For crayon removal from wood floors and furniture, I would suggest using mineral spirits, or one of the other cleaners I suggest below, such as WD-40 or Goo Gone.
Mineral spirits are a mild solvent which is often used to polish hardwood floors.
Because it is a solvent, it can loosen and help remove crayon wax, which is a substance not affected much by water, but effectively dealt with by solvents.
To use it, put a few drops of mineral spirits (a little goes a long way) onto a clean soft cloth and gently rub over the crayon marks to remove them. After removing the crayon,
go back over that area with another clean white cloth and buff the wood to remove any remaining mineral spirits, and you're done.
Please note that after using mineral spirits on your wood furniture, you may need to re-wax it, since it will also remove any wax from the area you clean with it.
If you don't have mineral spirits, you can also use a couple of other items around your home to remove these marks, including WD-40 for removing crayon marks from wood.
WD-40 works for this purpose because it is comprised, in large part, of mineral spirits (along with several other ingredients, including mineral oil, and others).
If you decide to use WD-40, first make sure to test in an inconspicuous area first, of your floor or furniture, to make sure the extra ingredients in the product will not mark or harm the wood.
Finally, you can use Goo Gone, which the company says is safe for wood surfaces, including your hardwood floors and furniture.
***Update - I personally used Goo Gone for my own table recently, and it worked like a charm. You can scroll down to read about my experience below. ***End Update
One of my kids got hold of a purple crayon, and started marking all over my wood table, along with a chair. (See the picture above.)
All I had on hand was Goo Gone, so I used it carefully, spraying it on the rag and then rubbing that over the marks. They wiped right off!
Then, I wiped the wood again, with a clean rag to get off the Goo Gone residue and it does not appear any harm was done to the table!

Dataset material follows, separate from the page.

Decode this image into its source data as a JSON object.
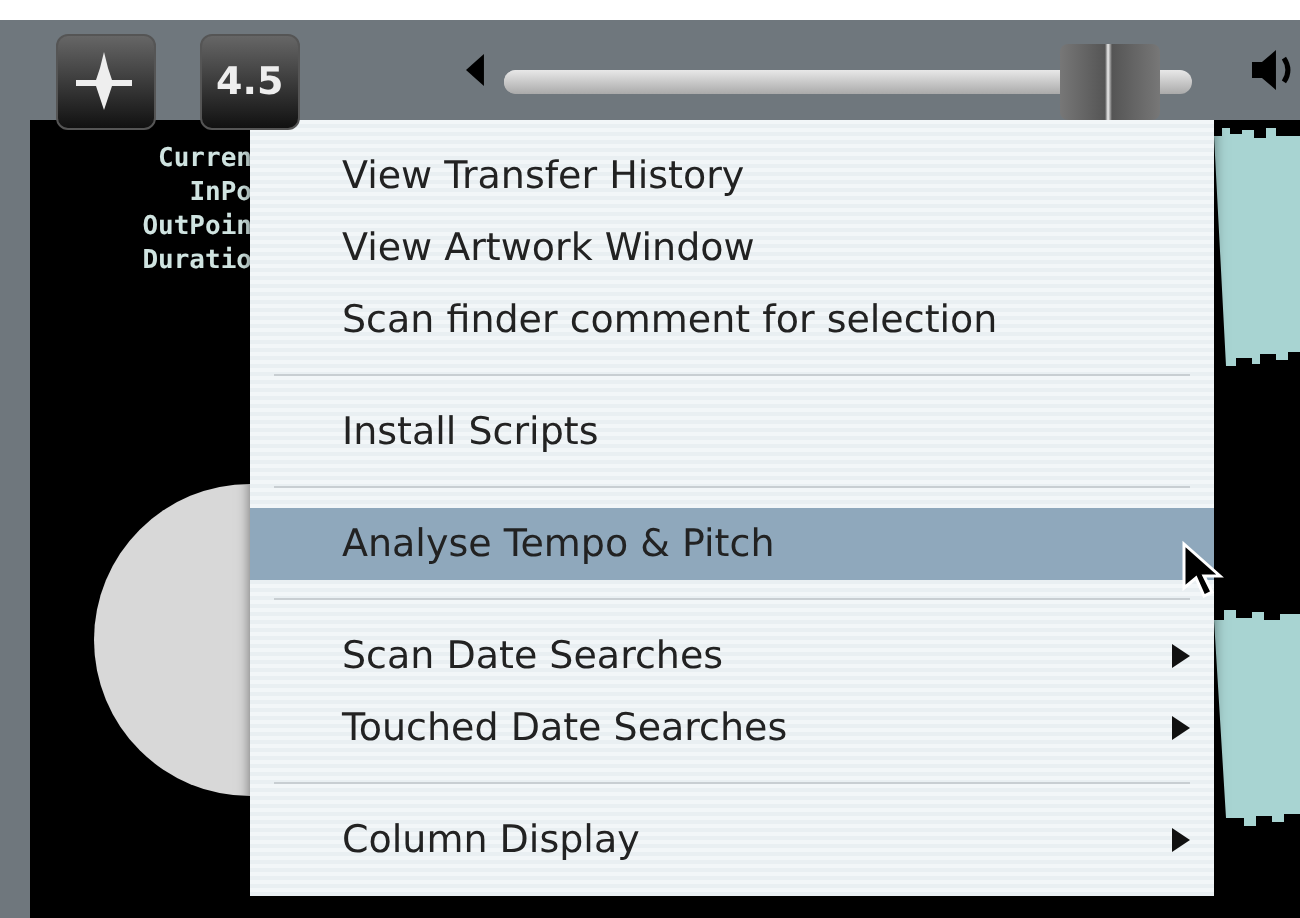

I've actually collected lots of uses for Goo Gone around the home, since it is a very handy product to have around, especially if you've got kids. You can check out the uses I've already collected, or share your own at the link.
So those are my suggested methods for removing crayon marks from wood, either wood floors or furniture. I hope they'll help you with this task, if you ever need it!
Further, I'd love to hear from even more people who've had experience removing crayon from wood surfaces, sharing how you've done it (or from other surfaces as well).
There are affiliate links on this page, and if you purchase a product through them I receive a small commission. Purchasing through my links costs you nothing extra, but helps support the free information provided on this site and my family. To learn more please see my product review disclosure statement.
I hope you enjoy this gift, and stop by again soon!
CAUTION: This website is provided for informational purposes only. It is provided as is, without warranties or guarantees. Some stains and messes just won't come out, and are permanent. Further, some cleaning methods can harm your item, so if what you want to clean or launder is sentimental or expensive call a professional. See disclaimer of liability for more information.